The Season of Incivility
I went kayaking last Sunday with a group of schoolteachers from Pasadena who were spending a week in Laguna for their annual mindfulness retreat. I thought it was cool that they were practicing mindfulness. Cooler still that they were teaching it. I asked about their biggest challenge as teachers. They said it was managing the ever-increasing anxiety of their students.
The renowned Vietnamese monk Thich Nhat Hanh has written extensively on mindfulness with some lovely tomes such as “How to Eat,” “How to Sit,” and “How to Walk.” But we’re writing the book on “How to Paddle.” It’s easeful, and a metaphor for how to go through life, slicing through the water silently, in the absolute moment, with senses keyed to colors, smells, tastes, sounds, and physical sensations fostered by the sea. It’s a big reason I live here, and I’m keen to share it with others.
We are all feeling the stresses of the modern world. It has divided our nation perhaps beyond repair. Decorum and decency have fallen by the wayside as people get angrier, more desperate, and prone to violence. Here are some recent examples:
The day after my paddle I was at the DMV in San Clemente, and it was crowded. When we finally made it to the initial help desk, the clerk was clearly agitated. We were exceedingly polite and caring, and he appreciated it. He told us how besieged he felt by rude people, and that he feared for his safety. He wished he could keep a gun at his desk (unlike schoolteachers, he can’t), but he kept pepper spray and felt it was only a matter of time before he used it.
Well, that really took the fun out of being at the DMV!
Then there’s our lovely social media. If you think Laguna is a laid-back, blissful place, NextDoor will dispel all notions. It was conceived as a helpful website for community referrals, its very name implying neighborliness. But it’s the dark underbelly in our town, where people troll, name call, and threaten violence. What in the world could cause so much pain and anger over largely inconsequential issues when there are 40 million Americans living in poverty?
On Facebook there are several Laguna groups, and much of the postings are what you’d hope to see: sunsets. But every now and again there’s an issue where hate rears its despicable head, like when those two panga boats from Mexico washed ashore in Crystal Cove. The comments on these sites were deplorable, many voicing hope that the inhabitants all perished. And that’s putting it nicely.
To make matters worse, summer dropped last week, that annual time when the water warms, the crowds form and tempers flare. It’s when the Haves (residents), the Have-Nothings (homeless), and the Haves-Occasionally (visitors) converge through our gilded gates for a class throw down.
Will South Laguna once again seethe over the trash-spewing, lawn-defecating, juvenile philistines in search of summer fun? Will an unsuspecting European tourist get excoriated and fined for smoking a cigarette in public? Will an entitled Tesla owner engage Ludicrous mode to bypass a backup on Laguna Canyon Road, putting us all at risk? Will the neo Nazis show up or a group of kids engage in racial hijinks?

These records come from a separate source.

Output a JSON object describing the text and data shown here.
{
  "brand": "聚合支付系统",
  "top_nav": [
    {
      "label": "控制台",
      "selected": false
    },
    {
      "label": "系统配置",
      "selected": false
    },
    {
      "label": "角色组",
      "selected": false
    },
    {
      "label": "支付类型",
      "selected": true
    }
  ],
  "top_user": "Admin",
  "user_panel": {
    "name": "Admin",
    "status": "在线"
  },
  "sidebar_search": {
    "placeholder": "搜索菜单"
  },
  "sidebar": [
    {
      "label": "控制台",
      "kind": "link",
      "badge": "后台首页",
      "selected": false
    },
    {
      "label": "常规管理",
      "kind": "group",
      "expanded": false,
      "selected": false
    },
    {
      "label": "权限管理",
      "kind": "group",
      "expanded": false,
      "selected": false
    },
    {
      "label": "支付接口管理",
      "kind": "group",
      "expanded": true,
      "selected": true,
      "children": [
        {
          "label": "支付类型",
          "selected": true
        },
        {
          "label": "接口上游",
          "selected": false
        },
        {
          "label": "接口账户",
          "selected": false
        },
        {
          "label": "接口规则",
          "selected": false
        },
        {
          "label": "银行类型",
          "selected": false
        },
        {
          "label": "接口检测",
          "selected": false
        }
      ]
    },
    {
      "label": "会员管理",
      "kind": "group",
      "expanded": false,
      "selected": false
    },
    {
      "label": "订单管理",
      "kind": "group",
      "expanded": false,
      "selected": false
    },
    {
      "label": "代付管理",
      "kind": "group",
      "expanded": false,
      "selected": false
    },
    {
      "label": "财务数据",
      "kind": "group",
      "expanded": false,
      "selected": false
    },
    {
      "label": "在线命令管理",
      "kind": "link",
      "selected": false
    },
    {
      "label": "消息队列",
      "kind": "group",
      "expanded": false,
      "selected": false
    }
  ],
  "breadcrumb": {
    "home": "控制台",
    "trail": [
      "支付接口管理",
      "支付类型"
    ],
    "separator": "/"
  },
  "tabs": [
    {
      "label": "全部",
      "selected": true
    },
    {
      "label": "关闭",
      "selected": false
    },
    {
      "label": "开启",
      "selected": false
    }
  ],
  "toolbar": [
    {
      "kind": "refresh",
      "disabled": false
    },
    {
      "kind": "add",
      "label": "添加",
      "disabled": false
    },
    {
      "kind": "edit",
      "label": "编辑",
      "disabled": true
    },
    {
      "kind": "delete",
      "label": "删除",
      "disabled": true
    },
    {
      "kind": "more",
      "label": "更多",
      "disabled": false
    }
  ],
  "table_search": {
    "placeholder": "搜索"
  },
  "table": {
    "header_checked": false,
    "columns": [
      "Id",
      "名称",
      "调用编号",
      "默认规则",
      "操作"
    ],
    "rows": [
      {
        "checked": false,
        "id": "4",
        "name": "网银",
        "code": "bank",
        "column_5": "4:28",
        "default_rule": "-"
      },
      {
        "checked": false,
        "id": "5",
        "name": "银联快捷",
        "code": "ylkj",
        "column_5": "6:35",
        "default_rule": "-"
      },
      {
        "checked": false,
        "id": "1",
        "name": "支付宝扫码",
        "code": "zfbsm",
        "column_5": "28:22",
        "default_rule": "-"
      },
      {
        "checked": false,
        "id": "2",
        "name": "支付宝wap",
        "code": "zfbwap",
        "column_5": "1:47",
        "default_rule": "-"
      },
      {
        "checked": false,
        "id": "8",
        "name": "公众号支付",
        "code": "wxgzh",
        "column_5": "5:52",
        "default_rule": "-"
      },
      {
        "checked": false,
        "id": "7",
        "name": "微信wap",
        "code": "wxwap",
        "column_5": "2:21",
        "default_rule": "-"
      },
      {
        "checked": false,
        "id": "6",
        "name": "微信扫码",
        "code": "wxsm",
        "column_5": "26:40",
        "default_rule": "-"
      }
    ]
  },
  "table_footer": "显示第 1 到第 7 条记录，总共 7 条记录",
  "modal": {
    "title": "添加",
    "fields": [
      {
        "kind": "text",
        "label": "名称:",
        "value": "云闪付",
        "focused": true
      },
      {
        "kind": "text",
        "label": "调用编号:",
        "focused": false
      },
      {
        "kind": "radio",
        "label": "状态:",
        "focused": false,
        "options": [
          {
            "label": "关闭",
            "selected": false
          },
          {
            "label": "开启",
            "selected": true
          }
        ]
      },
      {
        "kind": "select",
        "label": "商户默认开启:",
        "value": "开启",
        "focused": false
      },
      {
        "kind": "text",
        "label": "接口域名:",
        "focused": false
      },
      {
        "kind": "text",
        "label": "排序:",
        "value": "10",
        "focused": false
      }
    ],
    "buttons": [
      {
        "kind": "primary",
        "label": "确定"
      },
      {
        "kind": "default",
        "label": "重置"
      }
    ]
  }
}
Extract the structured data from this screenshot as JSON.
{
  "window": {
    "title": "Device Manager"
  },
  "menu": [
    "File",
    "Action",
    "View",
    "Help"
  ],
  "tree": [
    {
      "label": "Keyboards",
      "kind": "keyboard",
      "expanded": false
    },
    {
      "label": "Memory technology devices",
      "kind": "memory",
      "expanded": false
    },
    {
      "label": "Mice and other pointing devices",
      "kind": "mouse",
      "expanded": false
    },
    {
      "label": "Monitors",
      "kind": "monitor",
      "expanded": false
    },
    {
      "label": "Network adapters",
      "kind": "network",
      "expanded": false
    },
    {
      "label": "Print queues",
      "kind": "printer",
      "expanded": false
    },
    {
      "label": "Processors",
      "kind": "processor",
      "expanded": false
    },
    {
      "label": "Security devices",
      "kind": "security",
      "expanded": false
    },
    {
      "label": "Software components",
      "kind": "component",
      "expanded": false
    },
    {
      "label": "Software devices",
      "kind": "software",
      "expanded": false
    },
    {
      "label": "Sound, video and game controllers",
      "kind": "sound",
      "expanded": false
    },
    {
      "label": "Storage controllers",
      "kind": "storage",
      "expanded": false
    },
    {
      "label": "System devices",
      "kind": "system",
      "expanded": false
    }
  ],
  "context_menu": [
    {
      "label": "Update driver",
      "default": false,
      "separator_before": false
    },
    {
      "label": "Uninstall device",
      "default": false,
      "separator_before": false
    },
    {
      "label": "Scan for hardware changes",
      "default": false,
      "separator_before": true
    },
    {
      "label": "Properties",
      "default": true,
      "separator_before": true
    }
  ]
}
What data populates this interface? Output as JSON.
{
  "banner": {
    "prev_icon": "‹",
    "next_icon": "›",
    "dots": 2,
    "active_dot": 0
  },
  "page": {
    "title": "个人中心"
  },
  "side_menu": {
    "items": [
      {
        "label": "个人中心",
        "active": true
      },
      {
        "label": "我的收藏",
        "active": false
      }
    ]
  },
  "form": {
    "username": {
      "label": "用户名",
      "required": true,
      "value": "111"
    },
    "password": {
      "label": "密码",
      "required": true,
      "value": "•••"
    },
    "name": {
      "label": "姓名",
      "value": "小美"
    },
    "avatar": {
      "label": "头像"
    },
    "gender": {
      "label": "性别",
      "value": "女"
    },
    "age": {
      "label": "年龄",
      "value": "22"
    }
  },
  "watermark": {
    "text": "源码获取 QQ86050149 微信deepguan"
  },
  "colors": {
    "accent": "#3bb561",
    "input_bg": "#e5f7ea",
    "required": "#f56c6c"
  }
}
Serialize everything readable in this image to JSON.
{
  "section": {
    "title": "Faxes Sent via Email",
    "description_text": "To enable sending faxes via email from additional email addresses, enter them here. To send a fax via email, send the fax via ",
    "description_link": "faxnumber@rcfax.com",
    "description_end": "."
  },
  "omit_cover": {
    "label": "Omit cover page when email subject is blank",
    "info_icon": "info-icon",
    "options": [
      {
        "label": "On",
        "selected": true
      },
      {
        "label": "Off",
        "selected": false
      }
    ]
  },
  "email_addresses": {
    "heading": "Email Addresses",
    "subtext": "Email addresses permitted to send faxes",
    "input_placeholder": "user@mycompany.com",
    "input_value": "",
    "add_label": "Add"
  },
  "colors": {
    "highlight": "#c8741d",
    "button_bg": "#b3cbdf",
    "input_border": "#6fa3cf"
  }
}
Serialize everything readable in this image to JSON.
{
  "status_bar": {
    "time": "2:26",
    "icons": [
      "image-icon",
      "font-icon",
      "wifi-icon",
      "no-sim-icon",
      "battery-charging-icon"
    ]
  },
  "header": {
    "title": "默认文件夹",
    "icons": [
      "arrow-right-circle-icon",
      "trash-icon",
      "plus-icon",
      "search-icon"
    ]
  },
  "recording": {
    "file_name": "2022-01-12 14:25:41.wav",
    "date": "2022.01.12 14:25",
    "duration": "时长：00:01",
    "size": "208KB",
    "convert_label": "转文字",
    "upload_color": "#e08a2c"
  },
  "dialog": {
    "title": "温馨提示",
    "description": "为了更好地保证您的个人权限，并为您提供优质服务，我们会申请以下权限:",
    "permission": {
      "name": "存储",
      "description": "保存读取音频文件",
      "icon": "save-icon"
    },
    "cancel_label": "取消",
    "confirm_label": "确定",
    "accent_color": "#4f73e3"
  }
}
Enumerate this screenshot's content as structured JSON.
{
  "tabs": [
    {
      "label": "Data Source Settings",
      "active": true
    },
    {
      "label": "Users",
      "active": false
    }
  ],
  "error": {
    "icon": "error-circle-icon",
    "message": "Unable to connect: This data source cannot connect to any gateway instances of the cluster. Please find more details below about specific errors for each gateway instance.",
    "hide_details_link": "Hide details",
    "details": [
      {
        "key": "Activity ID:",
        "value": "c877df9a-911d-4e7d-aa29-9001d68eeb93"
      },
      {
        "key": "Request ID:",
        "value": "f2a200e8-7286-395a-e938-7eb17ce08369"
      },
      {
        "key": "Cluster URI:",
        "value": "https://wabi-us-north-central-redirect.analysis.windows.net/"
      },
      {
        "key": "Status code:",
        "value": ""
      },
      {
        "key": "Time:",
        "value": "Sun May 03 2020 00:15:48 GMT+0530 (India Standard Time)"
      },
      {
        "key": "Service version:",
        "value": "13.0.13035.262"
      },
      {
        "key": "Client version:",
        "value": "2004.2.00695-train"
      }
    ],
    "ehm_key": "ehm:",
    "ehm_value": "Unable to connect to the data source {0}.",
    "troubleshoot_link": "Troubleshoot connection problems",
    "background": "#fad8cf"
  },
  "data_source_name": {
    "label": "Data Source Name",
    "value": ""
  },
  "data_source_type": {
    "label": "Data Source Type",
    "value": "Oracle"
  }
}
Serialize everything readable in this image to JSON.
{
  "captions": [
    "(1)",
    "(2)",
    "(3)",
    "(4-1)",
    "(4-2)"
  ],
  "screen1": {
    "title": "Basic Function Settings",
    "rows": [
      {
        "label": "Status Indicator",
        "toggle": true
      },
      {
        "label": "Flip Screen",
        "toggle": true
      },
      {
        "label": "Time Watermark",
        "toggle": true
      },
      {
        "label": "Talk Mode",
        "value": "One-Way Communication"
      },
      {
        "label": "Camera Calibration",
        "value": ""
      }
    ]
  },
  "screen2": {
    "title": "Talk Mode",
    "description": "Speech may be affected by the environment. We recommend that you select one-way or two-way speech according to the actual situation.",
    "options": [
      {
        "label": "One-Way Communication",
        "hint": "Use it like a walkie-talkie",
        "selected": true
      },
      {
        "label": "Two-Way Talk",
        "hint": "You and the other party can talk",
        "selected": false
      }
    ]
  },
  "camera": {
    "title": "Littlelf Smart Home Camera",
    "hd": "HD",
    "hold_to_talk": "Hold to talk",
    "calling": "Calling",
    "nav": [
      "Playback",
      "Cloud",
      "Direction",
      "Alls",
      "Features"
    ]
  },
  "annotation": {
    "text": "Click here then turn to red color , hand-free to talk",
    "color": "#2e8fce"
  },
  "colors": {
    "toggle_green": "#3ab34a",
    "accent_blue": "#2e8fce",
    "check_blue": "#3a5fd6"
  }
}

While the Have Nothings struggle with survival, us Haves get addled sharing our limited roads, parking, sand, views, waves, and restaurants. And we don’t want our streets fouled by unsavory Have Nothings, some of who suffer from mental illness and Tourette’s. Many Haves don’t see them as humans, and want to banish all of them from the Kingdom.
And finally, to make matters really insufferable, it’s an election year, which promises to polarize our town even more with angry rhetoric, name calling, and dirt digging. Buckle your chinstraps.
What kind of people had we become, I wondered. “Give us your tired, your poor, your huddled masses,” says the Statue of Liberty. Unless of course, they are black, brown or Muslim. Then just give us your children.
What to do? How to heal and come together, short of an existential crisis, catastrophe, or culling of the human race?
With all due respect to Burt Bacharach and Hal David, what the world needs now, besides love, is a spiritual practice. If we just slow down and take a moment to focus our awareness on the present moment, engage our wondrous senses and breathe, we will be present for the magic of being alive and the sanctity of all living beings. And when you begin, just ask yourself four questions: “Who am I? What’s my purpose? How can I serve (and make a difference on the planet)? What am I grateful for?” The answers may not reveal themselves immediately, but you will plant them in your subconscious and over time they will come.
And then, next time you are on NextDoor, you may defuse the hate debate by invoking the simple philosophy of Fred Rogers and ask, “Won’t you be my neighbor?”
Billy Fried hosts “Laguna Talks” on Thursday at 8 p.m. on KX 93.5, and can be reached at [email protected]